• What you should do: Below are records to retype exactly, except for the pictures.

• Extracted records:
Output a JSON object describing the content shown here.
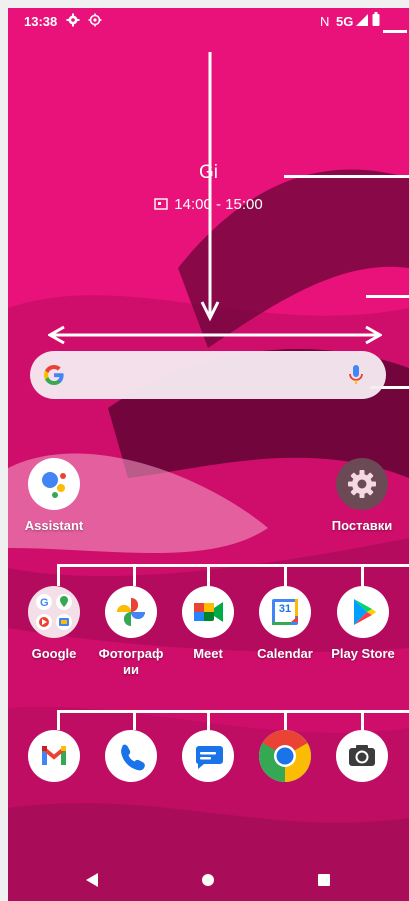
{
  "status_bar": {
    "time": "13:38",
    "left_icons": [
      "settings-gear-icon",
      "location-target-icon"
    ],
    "nfc": "N",
    "network": "5G",
    "right_icons": [
      "signal-icon",
      "battery-icon"
    ]
  },
  "event": {
    "title": "Gi",
    "time_range": "14:00 - 15:00",
    "icon": "calendar-icon"
  },
  "search": {
    "icons": [
      "google-g-icon",
      "microphone-icon"
    ]
  },
  "apps_top": [
    {
      "label": "Assistant",
      "icon": "assistant-icon"
    },
    {
      "label": "Поставки",
      "icon": "gear-icon"
    }
  ],
  "apps_row": [
    {
      "label": "Google",
      "icon": "google-folder-icon"
    },
    {
      "label": "Фотограф\nии",
      "icon": "photos-pinwheel-icon"
    },
    {
      "label": "Meet",
      "icon": "meet-camera-icon"
    },
    {
      "label": "Calendar",
      "icon": "calendar-31-icon",
      "day": "31"
    },
    {
      "label": "Play Store",
      "icon": "play-triangle-icon"
    }
  ],
  "dock": [
    {
      "icon": "gmail-icon"
    },
    {
      "icon": "phone-icon"
    },
    {
      "icon": "messages-icon"
    },
    {
      "icon": "chrome-icon"
    },
    {
      "icon": "camera-icon"
    }
  ],
  "navigation": {
    "icons": [
      "back-triangle-icon",
      "home-circle-icon",
      "recents-square-icon"
    ]
  },
  "colors": {
    "wallpaper_accent": "#e8127a",
    "wallpaper_dark": "#5a0630",
    "search_bar": "#f5ecf2"
  }
}
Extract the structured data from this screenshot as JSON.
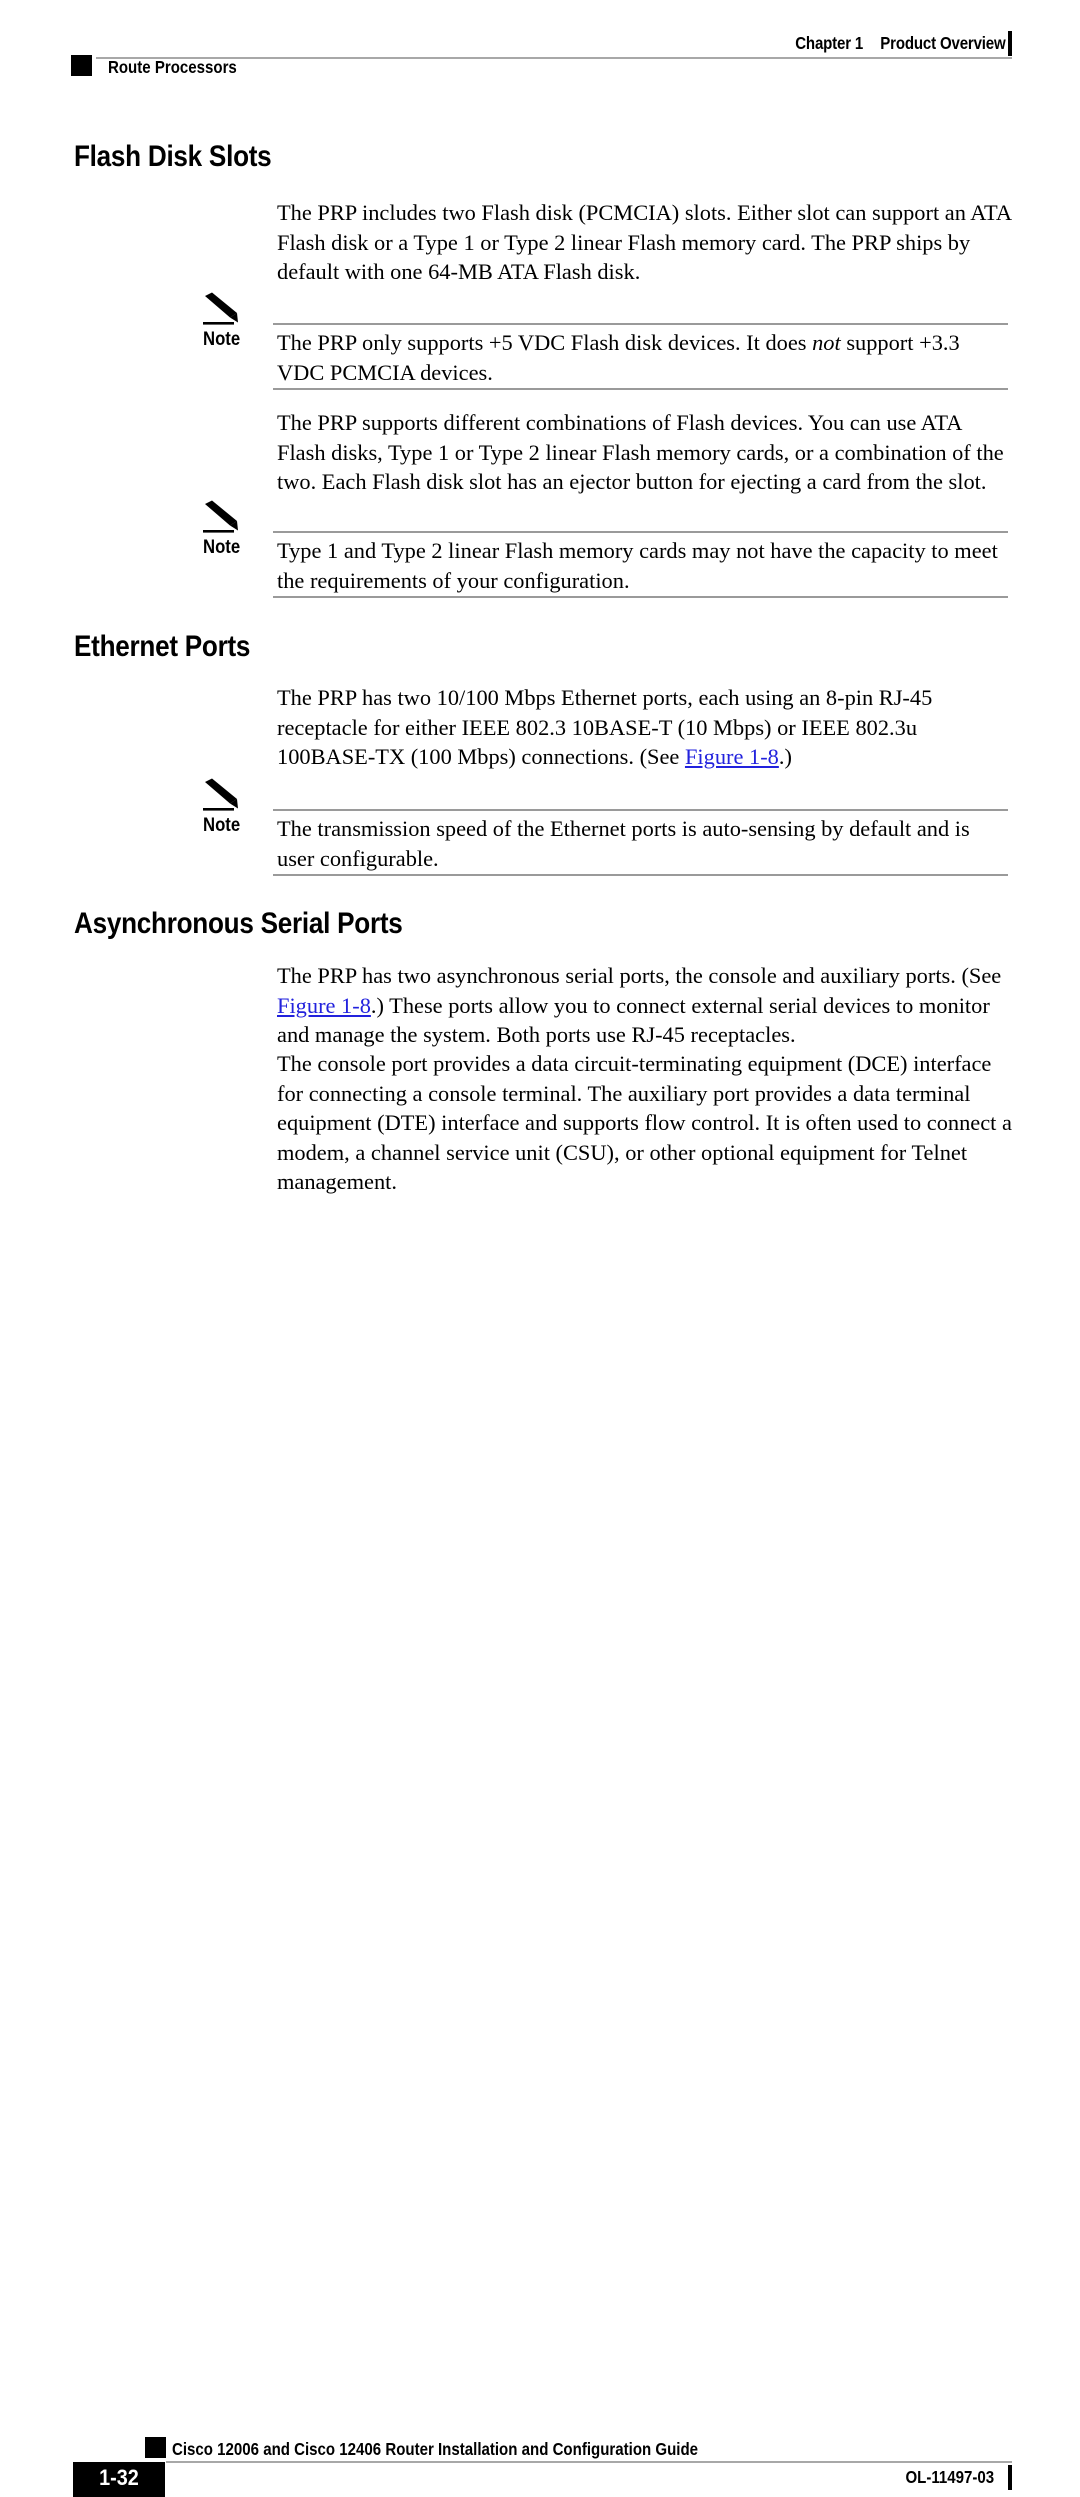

• Exercise answer:
Output a JSON object describing the content shown here.
{
  "status_bar": {
    "time": "13:38",
    "left_icons": [
      "settings-gear-icon",
      "location-target-icon"
    ],
    "nfc": "N",
    "network": "5G",
    "right_icons": [
      "signal-icon",
      "battery-icon"
    ]
  },
  "event": {
    "title": "Gi",
    "time_range": "14:00 - 15:00",
    "icon": "calendar-icon"
  },
  "search": {
    "icons": [
      "google-g-icon",
      "microphone-icon"
    ]
  },
  "apps_top": [
    {
      "label": "Assistant",
      "icon": "assistant-icon"
    },
    {
      "label": "Поставки",
      "icon": "gear-icon"
    }
  ],
  "apps_row": [
    {
      "label": "Google",
      "icon": "google-folder-icon"
    },
    {
      "label": "Фотограф\nии",
      "icon": "photos-pinwheel-icon"
    },
    {
      "label": "Meet",
      "icon": "meet-camera-icon"
    },
    {
      "label": "Calendar",
      "icon": "calendar-31-icon",
      "day": "31"
    },
    {
      "label": "Play Store",
      "icon": "play-triangle-icon"
    }
  ],
  "dock": [
    {
      "icon": "gmail-icon"
    },
    {
      "icon": "phone-icon"
    },
    {
      "icon": "messages-icon"
    },
    {
      "icon": "chrome-icon"
    },
    {
      "icon": "camera-icon"
    }
  ],
  "navigation": {
    "icons": [
      "back-triangle-icon",
      "home-circle-icon",
      "recents-square-icon"
    ]
  },
  "colors": {
    "wallpaper_accent": "#e8127a",
    "wallpaper_dark": "#5a0630",
    "search_bar": "#f5ecf2"
  }
}
Extract the structured data from this screenshot as JSON.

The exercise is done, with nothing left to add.